**Try it:**
In the data that follows, find each line containing "Viale" and copy it.

**Component data from apps and pages:**
=== Begin Enclosure ===

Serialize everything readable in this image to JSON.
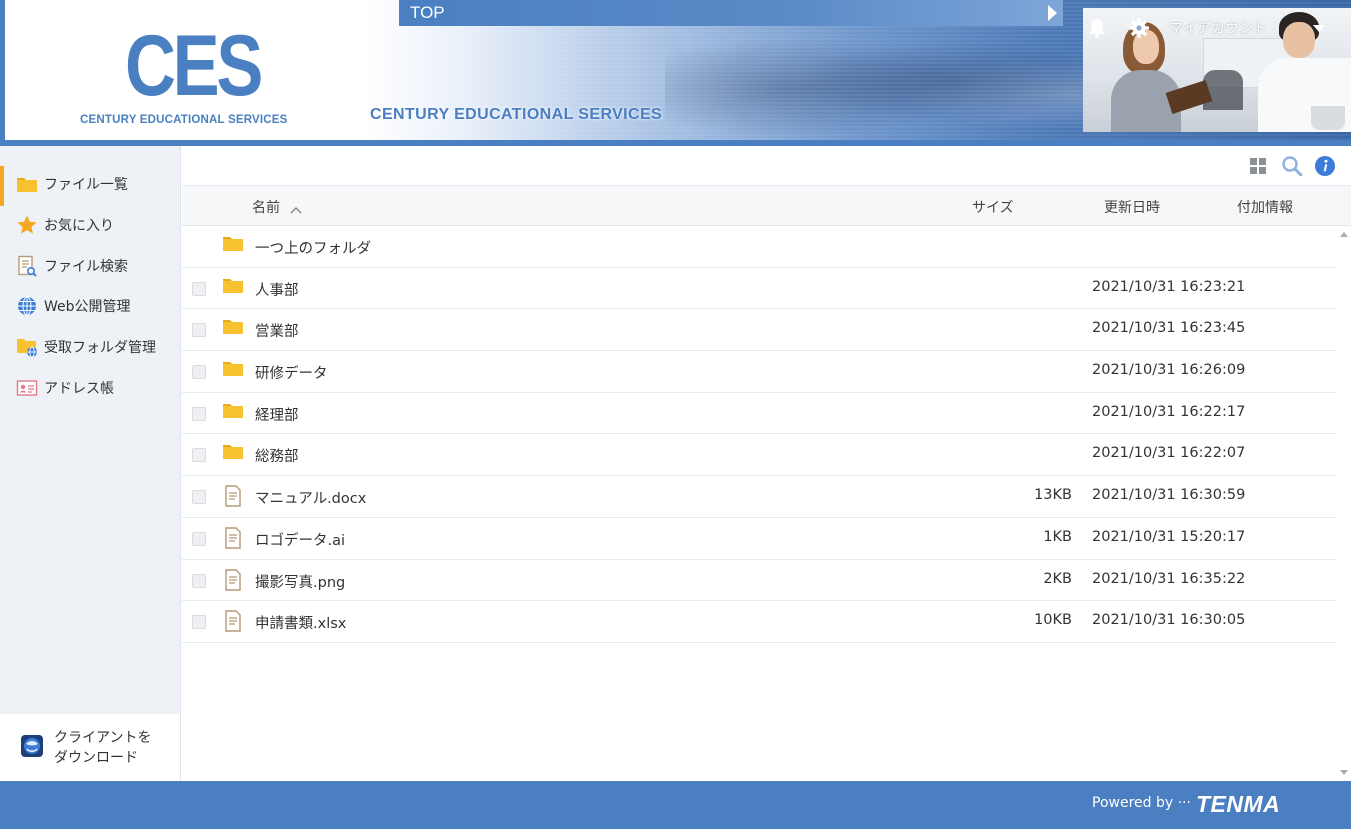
{
  "header": {
    "logo_text": "CES",
    "logo_subtitle": "CENTURY EDUCATIONAL SERVICES",
    "banner_title": "CENTURY EDUCATIONAL SERVICES",
    "breadcrumb": "TOP",
    "account_label": "マイアカウント"
  },
  "sidebar": {
    "items": [
      {
        "label": "ファイル一覧",
        "icon": "folder-icon"
      },
      {
        "label": "お気に入り",
        "icon": "star-icon"
      },
      {
        "label": "ファイル検索",
        "icon": "file-search-icon"
      },
      {
        "label": "Web公開管理",
        "icon": "globe-icon"
      },
      {
        "label": "受取フォルダ管理",
        "icon": "receive-folder-icon"
      },
      {
        "label": "アドレス帳",
        "icon": "address-book-icon"
      }
    ],
    "download_line1": "クライアントを",
    "download_line2": "ダウンロード"
  },
  "table": {
    "columns": {
      "name": "名前",
      "size": "サイズ",
      "modified": "更新日時",
      "info": "付加情報"
    },
    "parent_folder": "一つ上のフォルダ",
    "rows": [
      {
        "type": "folder",
        "name": "人事部",
        "size": "",
        "modified": "2021/10/31 16:23:21"
      },
      {
        "type": "folder",
        "name": "営業部",
        "size": "",
        "modified": "2021/10/31 16:23:45"
      },
      {
        "type": "folder",
        "name": "研修データ",
        "size": "",
        "modified": "2021/10/31 16:26:09"
      },
      {
        "type": "folder",
        "name": "経理部",
        "size": "",
        "modified": "2021/10/31 16:22:17"
      },
      {
        "type": "folder",
        "name": "総務部",
        "size": "",
        "modified": "2021/10/31 16:22:07"
      },
      {
        "type": "file",
        "name": "マニュアル.docx",
        "size": "13KB",
        "modified": "2021/10/31 16:30:59"
      },
      {
        "type": "file",
        "name": "ロゴデータ.ai",
        "size": "1KB",
        "modified": "2021/10/31 15:20:17"
      },
      {
        "type": "file",
        "name": "撮影写真.png",
        "size": "2KB",
        "modified": "2021/10/31 16:35:22"
      },
      {
        "type": "file",
        "name": "申請書類.xlsx",
        "size": "10KB",
        "modified": "2021/10/31 16:30:05"
      }
    ]
  },
  "footer": {
    "powered_by": "Powered by ···",
    "brand": "TENMA"
  },
  "colors": {
    "brand_blue": "#4a7fc1",
    "folder_yellow": "#f8c130",
    "active_accent": "#f5a623",
    "info_blue": "#3b7dd8"
  }
}
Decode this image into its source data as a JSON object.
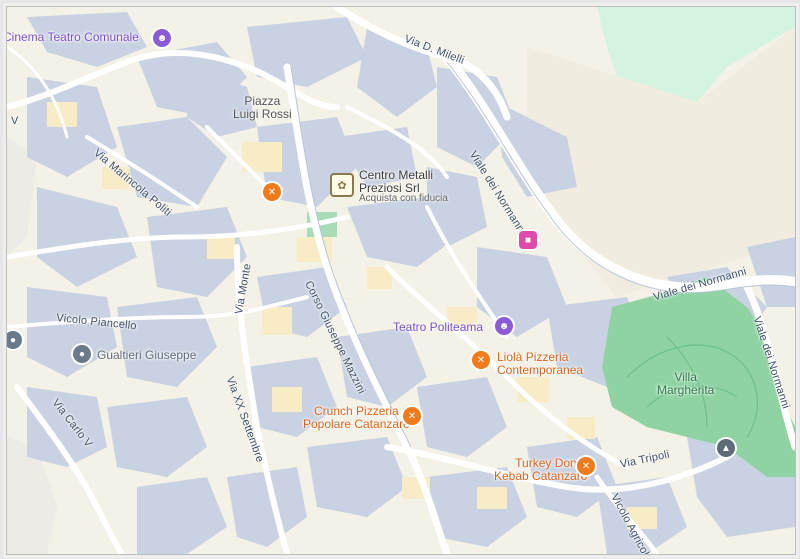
{
  "map": {
    "streets": {
      "via_d_milelli": "Via D. Milelli",
      "viale_dei_normanni_a": "Viale dei Normanni",
      "viale_dei_normanni_b": "Viale dei Normanni",
      "viale_dei_normanni_c": "Viale dei Normanni",
      "via_marincola_politi": "Via Marincola Politi",
      "via_monte": "Via Monte",
      "corso_giuseppe_mazzini": "Corso Giuseppe Mazzini",
      "vicolo_piancello": "Vicolo Piancello",
      "via_xx_settembre": "Via XX Settembre",
      "via_carlo_v": "Via Carlo V",
      "via_tripoli": "Via Tripoli",
      "vicolo_agricolo": "Vicolo Agricolo",
      "via_left_edge": "V"
    },
    "places": {
      "piazza_luigi_rossi": [
        "Piazza",
        "Luigi Rossi"
      ],
      "villa_margherita": [
        "Villa",
        "Margherita"
      ]
    },
    "pois": {
      "cinema_teatro_comunale": "Cinema Teatro Comunale",
      "centro_metalli_name": [
        "Centro Metalli",
        "Preziosi Srl"
      ],
      "centro_metalli_sub": "Acquista con fiducia",
      "teatro_politeama": "Teatro Politeama",
      "liola_pizzeria": [
        "Liolà Pizzeria",
        "Contemporanea"
      ],
      "crunch_pizzeria": [
        "Crunch Pizzeria",
        "Popolare Catanzaro"
      ],
      "turkey_doner": [
        "Turkey Doner",
        "Kebab Catanzaro"
      ],
      "gualtieri_giuseppe": "Gualtieri Giuseppe"
    },
    "icons": {
      "restaurant": "fork-knife-icon",
      "theater": "theater-masks-icon",
      "hotel": "bed-icon",
      "school": "graduation-cap-icon",
      "place": "place-pin-icon",
      "shop": "shop-logo-icon"
    },
    "colors": {
      "background": "#f4f1e6",
      "blocks": "#c9d2e2",
      "roads": "#ffffff",
      "park": "#8fd3a3",
      "poi_orange": "#ef7b1c",
      "poi_purple": "#8b5cd6",
      "poi_pink": "#e04aa8"
    }
  }
}
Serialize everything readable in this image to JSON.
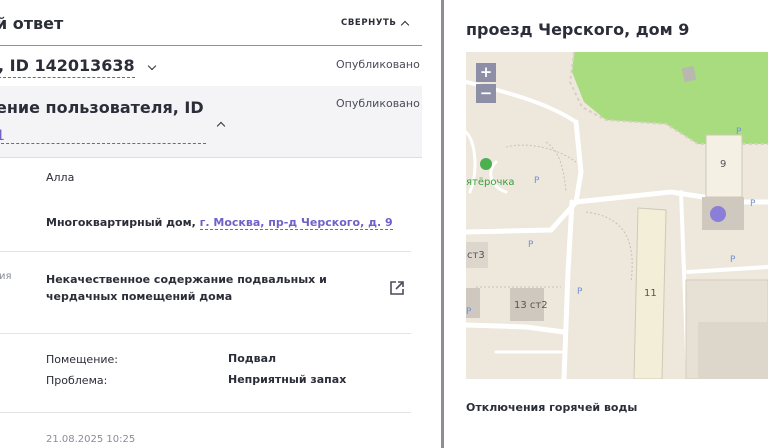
{
  "left": {
    "title": "й ответ",
    "collapse_label": "СВЕРНУТЬ",
    "record_id": ", ID 142013638",
    "status_1": "Опубликовано",
    "section2_title": "ение пользователя, ID",
    "section2_link": "1",
    "status_2": "Опубликовано",
    "user_name": "Алла",
    "object_type": "Многоквартирный дом, ",
    "object_address": "г. Москва, пр-д Черского, д. 9",
    "category_prefix": "ия",
    "problem_title": "Некачественное содержание подвальных и чердачных помещений дома",
    "room_label": "Помещение:",
    "room_value": "Подвал",
    "issue_label": "Проблема:",
    "issue_value": "Неприятный запах",
    "date": "21.08.2025 10:25"
  },
  "right": {
    "title": "проезд Черского, дом 9",
    "zoom_in": "+",
    "zoom_out": "−",
    "map_labels": {
      "store": "ятёрочка",
      "building_9": "9",
      "building_11": "11",
      "building_13": "13 ст2",
      "building_3": "ст3"
    },
    "hot_water_title": "Отключения горячей воды"
  },
  "colors": {
    "accent": "#6e62c8",
    "map_bg": "#ede7dc",
    "park": "#a9dc7e",
    "marker": "#8b7ed8"
  }
}
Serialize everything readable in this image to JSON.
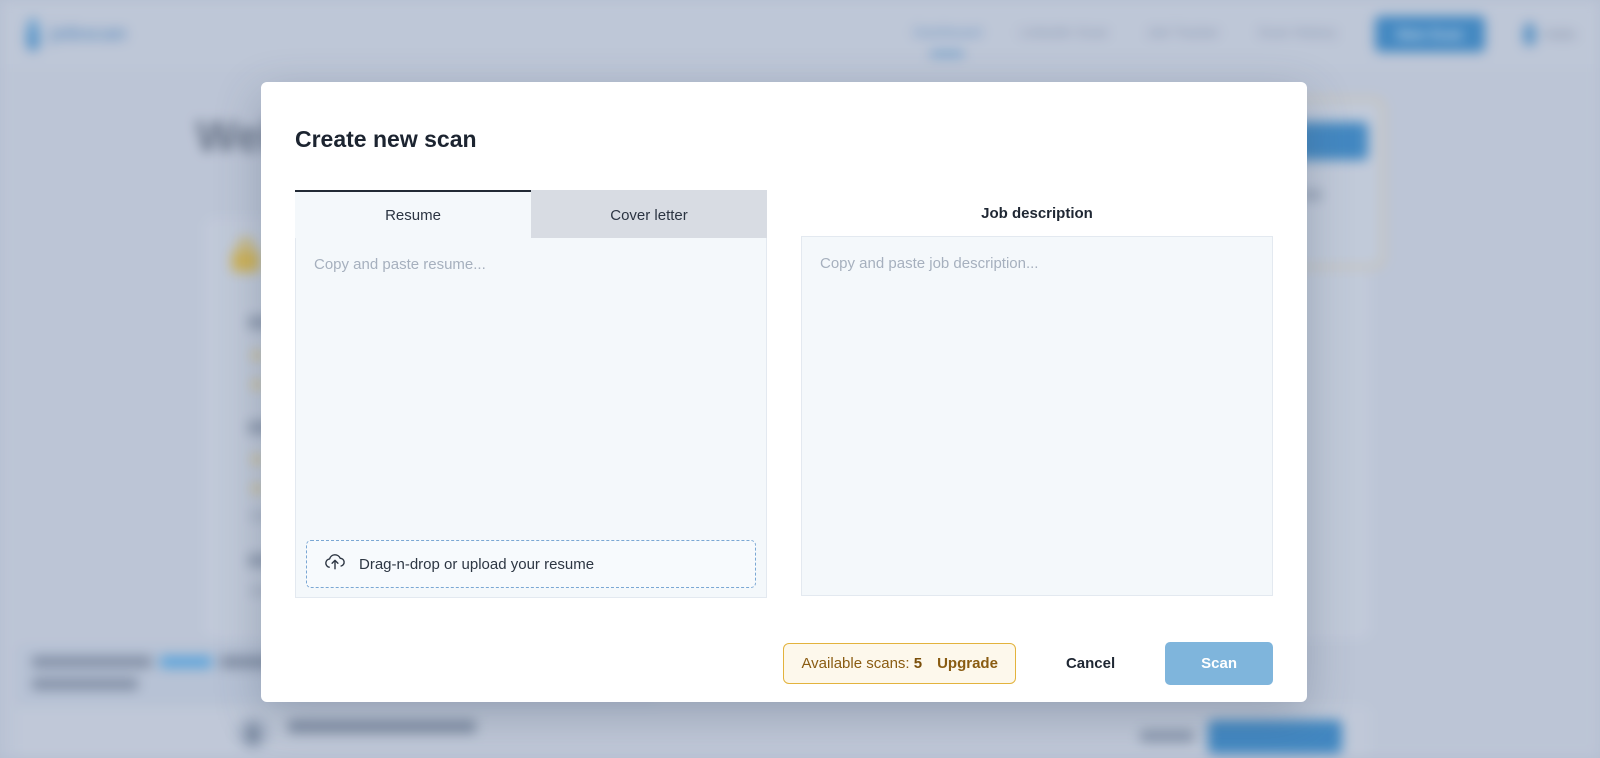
{
  "background": {
    "logo": {
      "text": "jobscan",
      "icon": "droplet-logo-icon"
    },
    "nav": [
      {
        "label": "Dashboard",
        "active": true
      },
      {
        "label": "LinkedIn Scan",
        "active": false
      },
      {
        "label": "Job Tracker",
        "active": false
      },
      {
        "label": "Scan History",
        "active": false
      }
    ],
    "new_scan_button": "New Scan",
    "user_menu": "Hello",
    "welcome_heading": "Welcome",
    "notice_text": "Please complete your profile for personalized recommendations.",
    "notice_link": "profile",
    "bottom_card_text": "Help us get to know you",
    "bottom_card_dismiss": "Dismiss",
    "bottom_card_button": "Complete Profile"
  },
  "modal": {
    "title": "Create new scan",
    "tabs": [
      {
        "id": "resume",
        "label": "Resume",
        "active": true
      },
      {
        "id": "cover-letter",
        "label": "Cover letter",
        "active": false
      }
    ],
    "resume": {
      "value": "",
      "placeholder": "Copy and paste resume...",
      "dropzone_label": "Drag-n-drop or upload your resume",
      "dropzone_icon": "cloud-upload-icon"
    },
    "job_description": {
      "title": "Job description",
      "value": "",
      "placeholder": "Copy and paste job description..."
    },
    "actions": {
      "scans_label": "Available scans:",
      "scans_count": "5",
      "upgrade_label": "Upgrade",
      "cancel_label": "Cancel",
      "scan_label": "Scan"
    }
  },
  "colors": {
    "overlay": "#b9c3d4",
    "accent_blue": "#2f81c2",
    "scan_button": "#7fb5dc",
    "badge_border": "#e3b33d",
    "badge_bg": "#fdf8ec",
    "badge_text": "#8a5c12",
    "tab_active_bg": "#f4f8fb",
    "tab_inactive_bg": "#d8dce3"
  }
}
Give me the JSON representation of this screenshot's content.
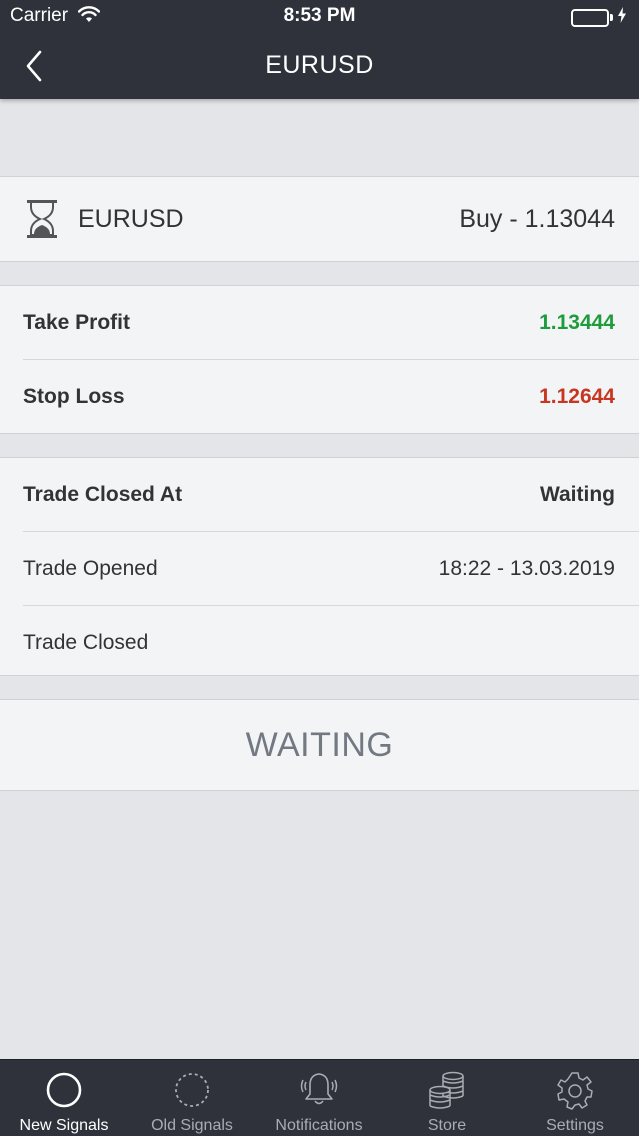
{
  "status_bar": {
    "carrier": "Carrier",
    "time": "8:53 PM"
  },
  "nav": {
    "title": "EURUSD"
  },
  "signal": {
    "symbol": "EURUSD",
    "direction_price": "Buy - 1.13044"
  },
  "levels": {
    "take_profit_label": "Take Profit",
    "take_profit_value": "1.13444",
    "stop_loss_label": "Stop Loss",
    "stop_loss_value": "1.12644"
  },
  "trade_times": {
    "closed_at_label": "Trade Closed At",
    "closed_at_value": "Waiting",
    "opened_label": "Trade Opened",
    "opened_value": "18:22 - 13.03.2019",
    "closed_label": "Trade Closed",
    "closed_value": ""
  },
  "status": {
    "text": "WAITING"
  },
  "tabs": [
    {
      "label": "New Signals",
      "icon": "circle-icon",
      "active": true
    },
    {
      "label": "Old Signals",
      "icon": "dashed-circle-icon",
      "active": false
    },
    {
      "label": "Notifications",
      "icon": "bell-icon",
      "active": false
    },
    {
      "label": "Store",
      "icon": "coins-icon",
      "active": false
    },
    {
      "label": "Settings",
      "icon": "gear-icon",
      "active": false
    }
  ],
  "colors": {
    "header_bg": "#2f323b",
    "take_profit": "#1e9c3b",
    "stop_loss": "#c7371f",
    "battery": "#4cd964"
  }
}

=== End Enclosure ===

**Answer below:**
      "viale_dei_normanni_a": "Viale dei Normanni",
      "viale_dei_normanni_b": "Viale dei Normanni",
      "viale_dei_normanni_c": "Viale dei Normanni",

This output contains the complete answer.